**What to work on**
What follows is a block of records; reproduce all of it verbatim.
== Data for review ==
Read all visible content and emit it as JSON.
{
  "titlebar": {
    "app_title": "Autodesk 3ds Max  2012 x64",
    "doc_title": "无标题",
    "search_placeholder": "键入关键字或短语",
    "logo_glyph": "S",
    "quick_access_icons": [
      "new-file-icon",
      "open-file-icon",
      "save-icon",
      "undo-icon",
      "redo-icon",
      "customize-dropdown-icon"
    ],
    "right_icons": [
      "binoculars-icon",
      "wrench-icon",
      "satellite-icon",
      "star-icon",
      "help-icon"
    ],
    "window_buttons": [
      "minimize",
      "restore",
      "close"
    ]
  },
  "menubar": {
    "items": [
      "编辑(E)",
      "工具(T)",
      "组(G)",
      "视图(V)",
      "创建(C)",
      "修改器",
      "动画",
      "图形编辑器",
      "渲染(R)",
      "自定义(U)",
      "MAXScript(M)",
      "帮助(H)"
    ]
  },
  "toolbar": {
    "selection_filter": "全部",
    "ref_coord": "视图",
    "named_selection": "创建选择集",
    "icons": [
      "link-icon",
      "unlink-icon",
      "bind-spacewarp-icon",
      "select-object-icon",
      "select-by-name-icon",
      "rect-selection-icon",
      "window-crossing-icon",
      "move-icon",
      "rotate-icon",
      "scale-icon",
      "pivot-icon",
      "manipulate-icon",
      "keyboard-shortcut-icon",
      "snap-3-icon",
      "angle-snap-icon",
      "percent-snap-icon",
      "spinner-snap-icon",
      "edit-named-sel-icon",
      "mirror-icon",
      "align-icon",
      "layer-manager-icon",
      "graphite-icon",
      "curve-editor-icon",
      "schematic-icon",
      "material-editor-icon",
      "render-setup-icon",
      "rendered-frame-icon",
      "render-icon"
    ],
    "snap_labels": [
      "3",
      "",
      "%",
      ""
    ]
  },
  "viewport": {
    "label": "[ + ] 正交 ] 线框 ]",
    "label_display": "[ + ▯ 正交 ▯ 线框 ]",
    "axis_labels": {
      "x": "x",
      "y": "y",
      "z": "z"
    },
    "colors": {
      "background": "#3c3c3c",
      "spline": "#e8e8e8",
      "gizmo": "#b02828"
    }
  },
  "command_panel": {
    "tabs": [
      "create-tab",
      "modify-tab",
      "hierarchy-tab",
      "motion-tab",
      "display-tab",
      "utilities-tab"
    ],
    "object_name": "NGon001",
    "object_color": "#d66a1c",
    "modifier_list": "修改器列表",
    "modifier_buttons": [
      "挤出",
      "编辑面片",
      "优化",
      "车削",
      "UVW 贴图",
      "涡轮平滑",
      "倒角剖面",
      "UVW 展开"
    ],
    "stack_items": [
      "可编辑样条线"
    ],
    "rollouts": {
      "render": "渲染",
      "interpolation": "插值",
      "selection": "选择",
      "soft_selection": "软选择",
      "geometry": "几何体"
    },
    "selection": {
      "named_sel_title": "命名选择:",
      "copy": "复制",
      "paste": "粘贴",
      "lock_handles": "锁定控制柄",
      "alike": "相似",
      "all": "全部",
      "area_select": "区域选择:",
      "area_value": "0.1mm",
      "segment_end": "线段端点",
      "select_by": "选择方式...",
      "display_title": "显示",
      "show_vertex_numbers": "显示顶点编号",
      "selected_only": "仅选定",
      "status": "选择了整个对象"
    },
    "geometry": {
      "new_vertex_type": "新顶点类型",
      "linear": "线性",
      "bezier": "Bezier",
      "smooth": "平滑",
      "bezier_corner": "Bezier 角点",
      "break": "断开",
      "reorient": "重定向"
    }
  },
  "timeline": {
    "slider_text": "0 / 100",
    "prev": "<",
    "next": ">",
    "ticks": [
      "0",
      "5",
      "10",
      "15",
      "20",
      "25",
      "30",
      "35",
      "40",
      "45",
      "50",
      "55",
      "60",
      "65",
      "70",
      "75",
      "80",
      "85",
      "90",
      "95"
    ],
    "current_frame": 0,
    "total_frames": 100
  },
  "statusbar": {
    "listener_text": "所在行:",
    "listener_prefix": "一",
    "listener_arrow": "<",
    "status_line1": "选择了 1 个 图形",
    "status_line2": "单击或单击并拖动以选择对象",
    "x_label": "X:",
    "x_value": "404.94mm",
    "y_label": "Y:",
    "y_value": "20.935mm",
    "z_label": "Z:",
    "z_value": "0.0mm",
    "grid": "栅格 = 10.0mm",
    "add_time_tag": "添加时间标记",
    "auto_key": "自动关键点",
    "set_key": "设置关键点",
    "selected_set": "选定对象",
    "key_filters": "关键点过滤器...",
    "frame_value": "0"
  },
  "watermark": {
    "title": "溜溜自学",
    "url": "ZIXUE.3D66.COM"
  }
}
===
**Reply to the exercise**
Read all visible content and emit it as JSON.
{
  "titlebar": {
    "app_title": "Autodesk 3ds Max  2012 x64",
    "doc_title": "无标题",
    "search_placeholder": "键入关键字或短语",
    "logo_glyph": "S",
    "quick_access_icons": [
      "new-file-icon",
      "open-file-icon",
      "save-icon",
      "undo-icon",
      "redo-icon",
      "customize-dropdown-icon"
    ],
    "right_icons": [
      "binoculars-icon",
      "wrench-icon",
      "satellite-icon",
      "star-icon",
      "help-icon"
    ],
    "window_buttons": [
      "minimize",
      "restore",
      "close"
    ]
  },
  "menubar": {
    "items": [
      "编辑(E)",
      "工具(T)",
      "组(G)",
      "视图(V)",
      "创建(C)",
      "修改器",
      "动画",
      "图形编辑器",
      "渲染(R)",
      "自定义(U)",
      "MAXScript(M)",
      "帮助(H)"
    ]
  },
  "toolbar": {
    "selection_filter": "全部",
    "ref_coord": "视图",
    "named_selection": "创建选择集",
    "icons": [
      "link-icon",
      "unlink-icon",
      "bind-spacewarp-icon",
      "select-object-icon",
      "select-by-name-icon",
      "rect-selection-icon",
      "window-crossing-icon",
      "move-icon",
      "rotate-icon",
      "scale-icon",
      "pivot-icon",
      "manipulate-icon",
      "keyboard-shortcut-icon",
      "snap-3-icon",
      "angle-snap-icon",
      "percent-snap-icon",
      "spinner-snap-icon",
      "edit-named-sel-icon",
      "mirror-icon",
      "align-icon",
      "layer-manager-icon",
      "graphite-icon",
      "curve-editor-icon",
      "schematic-icon",
      "material-editor-icon",
      "render-setup-icon",
      "rendered-frame-icon",
      "render-icon"
    ],
    "snap_labels": [
      "3",
      "",
      "%",
      ""
    ]
  },
  "viewport": {
    "label": "[ + ] 正交 ] 线框 ]",
    "label_display": "[ + ▯ 正交 ▯ 线框 ]",
    "axis_labels": {
      "x": "x",
      "y": "y",
      "z": "z"
    },
    "colors": {
      "background": "#3c3c3c",
      "spline": "#e8e8e8",
      "gizmo": "#b02828"
    }
  },
  "command_panel": {
    "tabs": [
      "create-tab",
      "modify-tab",
      "hierarchy-tab",
      "motion-tab",
      "display-tab",
      "utilities-tab"
    ],
    "object_name": "NGon001",
    "object_color": "#d66a1c",
    "modifier_list": "修改器列表",
    "modifier_buttons": [
      "挤出",
      "编辑面片",
      "优化",
      "车削",
      "UVW 贴图",
      "涡轮平滑",
      "倒角剖面",
      "UVW 展开"
    ],
    "stack_items": [
      "可编辑样条线"
    ],
    "rollouts": {
      "render": "渲染",
      "interpolation": "插值",
      "selection": "选择",
      "soft_selection": "软选择",
      "geometry": "几何体"
    },
    "selection": {
      "named_sel_title": "命名选择:",
      "copy": "复制",
      "paste": "粘贴",
      "lock_handles": "锁定控制柄",
      "alike": "相似",
      "all": "全部",
      "area_select": "区域选择:",
      "area_value": "0.1mm",
      "segment_end": "线段端点",
      "select_by": "选择方式...",
      "display_title": "显示",
      "show_vertex_numbers": "显示顶点编号",
      "selected_only": "仅选定",
      "status": "选择了整个对象"
    },
    "geometry": {
      "new_vertex_type": "新顶点类型",
      "linear": "线性",
      "bezier": "Bezier",
      "smooth": "平滑",
      "bezier_corner": "Bezier 角点",
      "break": "断开",
      "reorient": "重定向"
    }
  },
  "timeline": {
    "slider_text": "0 / 100",
    "prev": "<",
    "next": ">",
    "ticks": [
      "0",
      "5",
      "10",
      "15",
      "20",
      "25",
      "30",
      "35",
      "40",
      "45",
      "50",
      "55",
      "60",
      "65",
      "70",
      "75",
      "80",
      "85",
      "90",
      "95"
    ],
    "current_frame": 0,
    "total_frames": 100
  },
  "statusbar": {
    "listener_text": "所在行:",
    "listener_prefix": "一",
    "listener_arrow": "<",
    "status_line1": "选择了 1 个 图形",
    "status_line2": "单击或单击并拖动以选择对象",
    "x_label": "X:",
    "x_value": "404.94mm",
    "y_label": "Y:",
    "y_value": "20.935mm",
    "z_label": "Z:",
    "z_value": "0.0mm",
    "grid": "栅格 = 10.0mm",
    "add_time_tag": "添加时间标记",
    "auto_key": "自动关键点",
    "set_key": "设置关键点",
    "selected_set": "选定对象",
    "key_filters": "关键点过滤器...",
    "frame_value": "0"
  },
  "watermark": {
    "title": "溜溜自学",
    "url": "ZIXUE.3D66.COM"
  }
}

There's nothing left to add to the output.